Just as colonial Americans were willing to reconcile with a despotic King, modern
Americans are willing to tolerate a despotic Congress. As Jefferson wrote in the Declaration of
Independence: "all experience has shown that mankind are more disposed to suffer, while evils
are sufferable, than to right themselves by abolishing the forms to which they are accustomed."
It wasn't greater tyranny on the part of the King that led colonial Americans to embrace
freedom, but an awareness of just how terrible conditions actually were. Modern patriots can
achieve similar results, but only if they remain confident that their goals are attainable.
I hasten to add that we cannot expect laissez faire capitalism to emerge shortly after the
publication of a modern version of Common Sense. Statism, and its ethical roots, are too deeply
ingrained for that to occur. However, if we are more cognizant of the history of freedom, then
our struggle is far more tolerable. And more significantly, the length of that struggle may be
shortened.
Philosophically, the American Revolution was a product of the Enlightenment. More
than any other writer of his time, Thomas Paine made the ideas of the Enlightenment -individual rights and economic freedom -- accessible to the public. These ideas remain a part of
the American culture, if only implicitly. The emergence of the entrepreneur as a modern hero is
evidence of this, as is a greater willingness to consider private alternatives to functions
traditionally provided by government.
More than 200 years ago, one man -- Thomas Paine -- provided the key that unlocked
the door to freedom. When our cause seems hopeless, we should remember this, for the
knowledge that success is possible is the fuel that will propel us to our ultimate goal: freedom
in our time.
Conclusion
What was the effect of the political thought of Thomas Paine upon the outbreak of the
American Revolution? The major political revolutions of the 17th and 18th centuries had
intellectual preparations that contributed ultimately to their success. In the English Glorious
Revolution of 1688, John Locke had written his Second Treaties on Civil Government and
other works to justify the rise of parliamentary government as oppose to monarchical
oppression.

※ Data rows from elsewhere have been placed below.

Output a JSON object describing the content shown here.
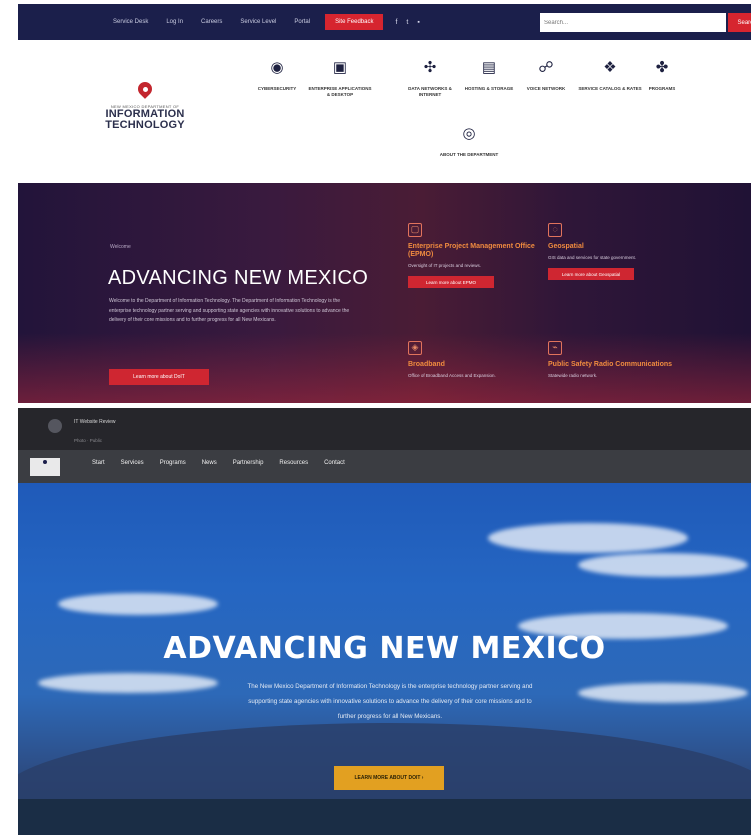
{
  "top": {
    "links": [
      "Service Desk",
      "Log In",
      "Careers",
      "Service Level",
      "Portal"
    ],
    "skip_label": "Site Feedback",
    "social": [
      "f",
      "t",
      "▪"
    ],
    "search_placeholder": "Search...",
    "search_button": "Search"
  },
  "brand": {
    "line1": "NEW MEXICO DEPARTMENT OF",
    "line2": "INFORMATION",
    "line3": "TECHNOLOGY"
  },
  "services": [
    {
      "icon": "cybersecurity-icon",
      "glyph": "◉",
      "label": "CYBERSECURITY"
    },
    {
      "icon": "enterprise-apps-icon",
      "glyph": "▣",
      "label": "ENTERPRISE APPLICATIONS & DESKTOP"
    },
    {
      "icon": "networks-icon",
      "glyph": "✣",
      "label": "DATA NETWORKS & INTERNET"
    },
    {
      "icon": "hosting-icon",
      "glyph": "▤",
      "label": "HOSTING & STORAGE"
    },
    {
      "icon": "voice-network-icon",
      "glyph": "☍",
      "label": "VOICE NETWORK"
    },
    {
      "icon": "service-catalog-icon",
      "glyph": "❖",
      "label": "SERVICE CATALOG & RATES"
    },
    {
      "icon": "programs-icon",
      "glyph": "✤",
      "label": "PROGRAMS"
    },
    {
      "icon": "about-icon",
      "glyph": "◎",
      "label": "ABOUT THE DEPARTMENT"
    }
  ],
  "hero1": {
    "eyebrow": "Welcome",
    "title": "ADVANCING NEW MEXICO",
    "paragraph": "Welcome to the Department of Information Technology. The Department of Information Technology is the enterprise technology partner serving and supporting state agencies with innovative solutions to advance the delivery of their core missions and to further progress for all New Mexicans.",
    "cta": "Learn more about DoIT",
    "tiles": [
      {
        "title": "Enterprise Project Management Office (EPMO)",
        "text": "Oversight of IT projects and reviews.",
        "button": "Learn more about EPMO"
      },
      {
        "title": "Geospatial",
        "text": "GIS data and services for state government.",
        "button": "Learn more about Geospatial"
      },
      {
        "title": "Broadband",
        "text": "Office of Broadband Access and Expansion.",
        "button": ""
      },
      {
        "title": "Public Safety Radio Communications",
        "text": "Statewide radio network.",
        "button": ""
      }
    ]
  },
  "site": {
    "profile_name": "IT Website Review",
    "profile_sub": "Photo · Public",
    "nav": [
      "Start",
      "Services",
      "Programs",
      "News",
      "Partnership",
      "Resources",
      "Contact"
    ],
    "title": "ADVANCING NEW MEXICO",
    "paragraph": "The New Mexico Department of Information Technology is the enterprise technology partner serving and supporting state agencies with innovative solutions to advance the delivery of their core missions and to further progress for all New Mexicans.",
    "cta": "LEARN MORE ABOUT DOIT  ›"
  }
}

The natural rights of man and his express right to revolution were important parts
of its views. In France, Rousseau laid the intellectual groundwork for the French Revolution. In
his Social Contract, he pointed out the abuses of the Bourbon dynasty and developed the ideas
of freedom and equality that became battlecrys for the revolutionaries of 1789. So too, Thomas
Paine was the spiritual and intellectual leader of the American Revolution. As all revolutions
need a philosophical framework in which to organize and present their ideas in coherent form,
it fell to Paine the task of putting together the grievances of the colonist. As a transplanted
Englishman he drew upon the heritage of Locke and wrote a series of pamphlets and articles
that summarized the dissident views of the American people. In Common Sense and Crisis he
was able to crystallize the arguments of the colonists and give them an intellectual
respectability that made the revolution seem all the more correct. While not a systematic
political philosopher he contributed to the American cause the same intellectual arguments that
Locke and Rousseau did in their respective revolutions.
The chief value of Paine to the American Revolution was his ability to translate abstract
ideas so as to make them meaningful to the common man. While political philosophers might
debate the idea of natural rights or economists might discuss the disadvantages of British
mercantile policies in North America, it was Paine who brought the issues down to the masses.
As a political propagandist and pamphleteer he never used the idea of the social contract to
justify a revolution. He tried to show that the British monarchy was incompetent and corrupt
hence the colonist had the right to rebellion. Tyranny and individualism were issues that the
average man could understand, not political theory. It is to the everlasting credit of Paine that he
was able to put on paper clearly the innermost thoughts of the average man and objectify a
consensus that led to military victory in 1783 at Yorktown.